Apple has always distinguished their products from competitors via the interaction method. Early on Macintosh featured the Graphical User Interface (GUI). iPhone and iPad introduced Multi-Touch. iPod had the click wheel. And most recently Apple Watch brought us the digital crown. HomePod has no such claim to fame, in fact it’s interaction model suffers.

Voice acts the primary method of interaction for all smart speakers, and despite HomePod having excellent listening capabilities it can’t follow through on many tasks. Many of Apple’s own users have been dissatisfied with Siri as an assistant with an abysmal 20% satisfaction rating. It would seem idiotic to launch a device without first perfecting how people would use said product. Maybe HomePod simply came out too early and Apple hoped later changes to Siri would resolve the issue. Who knows? But lets hope because it needs a lot of work.

The smart assistants are the killer feature.

When Amazon Echo first came out in 2014 I’ll admit I scoffed at the idea of a smart speaker. “Who would want to talk to their speaker when they could talk to their phone?” I wondered. But the trend picked up and Google released their own competitor. Other home speaker companies like Sonos adopted both Alexa and Google Assistant to stay competitive. Clearly there’s a market for speakers people can talk to. The smart assistants are the killer feature. Great audio has existed for far longer yet it wasn’t until 2014 that the market expanded. What a coincidence!

Certainly $349 for HomePod brings it far higher than competition. You could buy three Amazon Echos at $99 each and still come in less than HomePod. And both Amazon Echo and Google Home boast smarter assistants making them more practical. Sure Apple pitches HomePod as a speaker first and assistant second, but that doesn’t change what people actually want from a smart speaker. Apple is being beat at how you interact with the device, which is historically where they have excelled.

Who Is This For? Why Does It Exist?

Many find the comparison between HomePod and Amazon Echo/Google Home unfair due to their differences in audio. They claim Sonos would be a better point of reference. But as I said earlier, Sonos is more intelligent than HomePod due to integration with Google Assistant and Alexa. This means great home audio with a smart assistant has already existed taking away anything meaningful HomePod could’ve offered to the market.

For the audiophile who wants a smart speaker HomePod still might not be the best option. Even without considering Sonos. Any serious audiophile already has a sound system setup, so why spend $349 on a new device that isn’t compatible? At $50 Amazon Echo Dot can plug into any sound system, possibly better sounding than HomePod, and does more as an assistant. And then anyone who doesn’t care about audio fidelity wouldn’t consider HomePod anyway. So who exactly is this for? Apparently, not many.

The real surprise is that we’ve been here before…

Déjà vu

Back in 2006 Apple released the iPod Hi-Fi, a gaudy home stereo, and claimed that they were “reinventing the home stereo.” Sound familiar? Let’s keeping going.
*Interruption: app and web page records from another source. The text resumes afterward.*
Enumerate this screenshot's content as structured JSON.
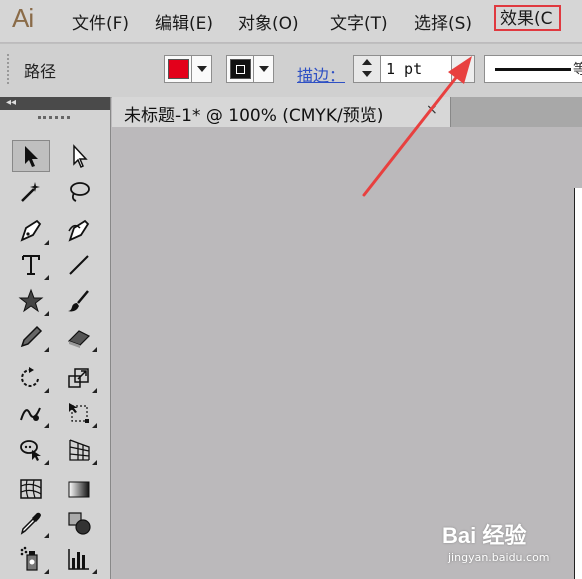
{
  "app": {
    "logo": "Ai"
  },
  "menu": [
    {
      "label": "文件(F)"
    },
    {
      "label": "编辑(E)"
    },
    {
      "label": "对象(O)"
    },
    {
      "label": "文字(T)"
    },
    {
      "label": "选择(S)"
    },
    {
      "label": "效果(C"
    }
  ],
  "control_bar": {
    "selection_label": "路径",
    "fill_color": "#e3001b",
    "stroke_link": "描边：",
    "stroke_weight": "1 pt",
    "profile_char": "等"
  },
  "toolbox": {
    "collapse_glyph": "◂◂",
    "tools": [
      {
        "name": "selection-tool-icon",
        "selected": true
      },
      {
        "name": "direct-selection-tool-icon"
      },
      {
        "name": "magic-wand-tool-icon"
      },
      {
        "name": "lasso-tool-icon"
      },
      {
        "name": "pen-tool-icon"
      },
      {
        "name": "curvature-pen-tool-icon"
      },
      {
        "name": "type-tool-icon"
      },
      {
        "name": "line-segment-tool-icon"
      },
      {
        "name": "star-tool-icon"
      },
      {
        "name": "paintbrush-tool-icon"
      },
      {
        "name": "pencil-tool-icon"
      },
      {
        "name": "eraser-tool-icon"
      },
      {
        "name": "rotate-tool-icon"
      },
      {
        "name": "scale-tool-icon"
      },
      {
        "name": "warp-tool-icon"
      },
      {
        "name": "free-transform-tool-icon"
      },
      {
        "name": "shape-builder-tool-icon"
      },
      {
        "name": "perspective-grid-tool-icon"
      },
      {
        "name": "mesh-tool-icon"
      },
      {
        "name": "gradient-tool-icon"
      },
      {
        "name": "eyedropper-tool-icon"
      },
      {
        "name": "blend-tool-icon"
      },
      {
        "name": "symbol-sprayer-tool-icon"
      },
      {
        "name": "column-graph-tool-icon"
      }
    ]
  },
  "document": {
    "tab_title": "未标题-1* @ 100% (CMYK/预览)",
    "close_glyph": "×"
  },
  "annotation": {
    "color": "#e8403f"
  },
  "watermark": {
    "logo": "Bai 经验",
    "url": "jingyan.baidu.com"
  }
}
“Home Stereo. Reinvented.”

The iPod Hi-Fi started at $349 and found itself met with very similar marketing and critical reception as the 2018 reincarnation. Many found the iPod Hi-Fi to be a solid sounding speaker, yet too expensive. Just like HomePod. Reviewers found iPod Hi-Fi to be too locked into the Apple ecosystem with odd omissions such as AM/FM radio. Just like HomePod and Apple Music. Even the product slogans are reminiscent of each other. iPod Hi-Fi was the “Home Stereo. Reinvented.” and HomePod “reinvents music in the home.”

Although I couldn’t find sales numbers on iPod Hi-Fi, they couldn’t have been good. After a year and a half on the market Apple discontinued the product. If a $349 home speaker didn’t work in 2006, why would it work in 2018? Especially considering the lack of intelligence compared to other products already discussed.

All of the above considered, lets tackle that question posed in the title: Why Has HomePod Struggled? And Will A $199 Version Help?

Although price has contributed to HomePod’s lack of sales, a $199 version would suffer from similar issues. Siri needs to get a lot better before Apple tries again. A great sounding speaker like HomePod coupled with a very smart assistant all at an affordable price sounds like a killer product. But all three need to met.